Throughout the remainder of the twentieth century, Lee's Academy served the community in a great many ways. Madison's Temple Beth Tikvah, the Lutheran Church, and other religious groups in need of a home held worship services and religious education classes here. The Boy Scouts, Girl Scouts, and other clubs and community organizations used it for meetings. During World War II, the Red Cross had office space here, and for some time Lee's Academy served as the headquarters of the Madison Public Health Nursing Association and later as the offices of the Connecticut Society for the Prevention of Blindness.
Lee's Academy in the Twenty-First Century
Shortly after the turn of the twenty-first century, Lee's Academy gradually became the center for the Madison's Historical Society's exhibitions and educational events. Its upper level now houses the MHS administrative offices and library; it is open year-round from 9 am to 1 pm on Wednesdays, Thursdays, and Fridays. Its lower level is an exhibition hall open from April through November, on Saturdays only, from 11 am to 4 pm. Admission to our exhibitions is free.
During the second decade of the twenty-first century, Lee's Academy has undergone a thorough exterior restoration. This endeavor has preserved for future generations one of Madison's most iconic and beloved historic buildings. Through the generous efforts of donors and the support of grants, the building has a new roof, a restored cupola, restored windows with new sashes, restored sills and corner posts, new insulation, new sheathing, new clapboard siding, fresh paint, new doors, and much more.
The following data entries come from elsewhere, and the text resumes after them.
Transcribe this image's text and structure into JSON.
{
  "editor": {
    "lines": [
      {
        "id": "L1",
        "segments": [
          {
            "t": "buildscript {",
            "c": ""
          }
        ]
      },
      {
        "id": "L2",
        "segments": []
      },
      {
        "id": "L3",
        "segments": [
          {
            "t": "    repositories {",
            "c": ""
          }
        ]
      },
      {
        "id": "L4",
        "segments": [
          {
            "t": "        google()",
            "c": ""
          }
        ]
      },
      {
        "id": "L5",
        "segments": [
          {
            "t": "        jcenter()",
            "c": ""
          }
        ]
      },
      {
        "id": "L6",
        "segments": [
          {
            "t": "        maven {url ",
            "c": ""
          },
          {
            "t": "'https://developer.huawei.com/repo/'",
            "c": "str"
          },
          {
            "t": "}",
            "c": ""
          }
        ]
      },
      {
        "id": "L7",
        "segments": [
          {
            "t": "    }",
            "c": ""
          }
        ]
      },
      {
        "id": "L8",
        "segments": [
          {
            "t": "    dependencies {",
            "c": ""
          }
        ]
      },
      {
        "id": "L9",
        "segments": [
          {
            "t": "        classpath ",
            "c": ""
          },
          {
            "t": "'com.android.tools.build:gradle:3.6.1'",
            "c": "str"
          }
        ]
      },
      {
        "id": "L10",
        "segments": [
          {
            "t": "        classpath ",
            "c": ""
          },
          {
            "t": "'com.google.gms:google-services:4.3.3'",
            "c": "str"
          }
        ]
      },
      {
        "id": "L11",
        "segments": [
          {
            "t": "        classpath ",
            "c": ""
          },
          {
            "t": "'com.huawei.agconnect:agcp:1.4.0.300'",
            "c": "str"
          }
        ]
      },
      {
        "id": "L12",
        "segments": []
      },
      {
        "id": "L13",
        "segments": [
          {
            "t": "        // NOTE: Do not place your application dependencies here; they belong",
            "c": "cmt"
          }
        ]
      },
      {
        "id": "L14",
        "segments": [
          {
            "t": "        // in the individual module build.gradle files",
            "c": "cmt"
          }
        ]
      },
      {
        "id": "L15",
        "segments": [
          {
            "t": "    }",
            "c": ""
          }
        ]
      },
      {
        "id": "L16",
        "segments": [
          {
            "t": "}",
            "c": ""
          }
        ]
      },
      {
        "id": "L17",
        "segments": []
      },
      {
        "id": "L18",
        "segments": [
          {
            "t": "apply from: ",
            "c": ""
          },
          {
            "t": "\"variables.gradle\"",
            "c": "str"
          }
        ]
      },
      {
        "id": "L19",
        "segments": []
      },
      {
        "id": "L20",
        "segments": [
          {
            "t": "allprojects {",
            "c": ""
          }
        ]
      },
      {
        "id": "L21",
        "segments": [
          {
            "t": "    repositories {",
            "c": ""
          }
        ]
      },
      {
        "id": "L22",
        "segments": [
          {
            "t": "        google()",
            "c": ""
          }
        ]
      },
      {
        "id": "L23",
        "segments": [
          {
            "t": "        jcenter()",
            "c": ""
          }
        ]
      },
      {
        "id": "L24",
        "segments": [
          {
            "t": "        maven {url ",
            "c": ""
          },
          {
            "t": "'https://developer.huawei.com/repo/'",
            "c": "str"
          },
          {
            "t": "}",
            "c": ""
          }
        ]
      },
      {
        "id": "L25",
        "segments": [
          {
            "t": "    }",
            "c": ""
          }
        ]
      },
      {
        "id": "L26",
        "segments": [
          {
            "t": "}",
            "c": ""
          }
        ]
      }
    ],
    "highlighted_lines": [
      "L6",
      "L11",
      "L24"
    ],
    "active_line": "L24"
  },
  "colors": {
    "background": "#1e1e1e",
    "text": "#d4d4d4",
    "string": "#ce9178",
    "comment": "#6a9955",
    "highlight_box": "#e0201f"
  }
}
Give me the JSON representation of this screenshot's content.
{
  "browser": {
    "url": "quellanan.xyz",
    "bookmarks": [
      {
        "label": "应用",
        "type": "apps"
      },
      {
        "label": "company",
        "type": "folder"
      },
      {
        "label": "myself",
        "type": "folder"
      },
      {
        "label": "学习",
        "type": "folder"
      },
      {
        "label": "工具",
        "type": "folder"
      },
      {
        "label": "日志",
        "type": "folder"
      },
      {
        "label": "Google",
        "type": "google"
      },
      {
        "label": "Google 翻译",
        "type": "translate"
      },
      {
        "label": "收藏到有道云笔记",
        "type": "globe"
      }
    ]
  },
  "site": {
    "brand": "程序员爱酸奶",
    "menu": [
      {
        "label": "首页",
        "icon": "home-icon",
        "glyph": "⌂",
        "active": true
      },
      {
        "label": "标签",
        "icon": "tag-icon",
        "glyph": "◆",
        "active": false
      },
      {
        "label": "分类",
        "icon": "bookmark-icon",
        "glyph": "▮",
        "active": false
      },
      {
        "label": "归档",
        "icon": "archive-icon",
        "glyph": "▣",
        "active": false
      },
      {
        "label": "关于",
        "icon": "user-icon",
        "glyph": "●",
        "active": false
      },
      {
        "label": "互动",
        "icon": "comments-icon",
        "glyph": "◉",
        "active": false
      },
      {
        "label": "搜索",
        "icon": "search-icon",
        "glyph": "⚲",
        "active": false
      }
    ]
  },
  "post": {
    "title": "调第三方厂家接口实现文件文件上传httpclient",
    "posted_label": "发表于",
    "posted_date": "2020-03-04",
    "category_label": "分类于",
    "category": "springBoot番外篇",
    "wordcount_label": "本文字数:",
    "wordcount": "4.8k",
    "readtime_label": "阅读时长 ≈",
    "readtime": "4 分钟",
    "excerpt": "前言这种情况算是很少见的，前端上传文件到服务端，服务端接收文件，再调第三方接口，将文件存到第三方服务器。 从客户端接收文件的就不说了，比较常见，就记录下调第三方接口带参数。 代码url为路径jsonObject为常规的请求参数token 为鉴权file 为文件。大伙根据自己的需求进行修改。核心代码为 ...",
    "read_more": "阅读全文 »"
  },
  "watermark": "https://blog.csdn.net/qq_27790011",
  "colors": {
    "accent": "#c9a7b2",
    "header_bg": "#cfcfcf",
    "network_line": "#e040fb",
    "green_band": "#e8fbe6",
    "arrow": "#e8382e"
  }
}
Our Thanks are Due
The Madison Historical Society is grateful for all donations, large and small, that ensure that the schoolhouse on the green remains at the heart of Madison. All donations are tax deductible to the fullest extent of the law. We are especially grateful for the guidance, assistance, and donations of funds, time, labor, and materials from the following generous donors:
Delta Environmental Services
Erwin C. Bauer Charitable Trust
Keith Howard Roofing
Joshua Weiss Professional Painting
New Alliance Foundation
Summer Hill Foundation
Think Green Waste Removal
Wm. Plunkett & Associates
Members and Friends of the Madison Historical Society
Madison’s Heritage: Historical Sketches of Madison, Connecticut. Edited by Philip S. Platt. Madison, CT: Madison Historical Society, 1964
Madison: Three Hundred Years by the Sea: Farmers and Fisherman; Sailors and Summer Folk. Edited by Stephen P. Elliott. Madison, CT: Madison Bicentennial Committee, 1976
The Green People: A Walking Tour of the Green, Madison, Connecticut. By Warner P. Lord. Madison, CT: Charlotte L. Evarts Memorial Archives, Inc., 2003
"Lee's Academy: Madison's First High School," a publication of the Madison Historical Society; editor and exhibition curator, Paulette C. Kaufmann, 2010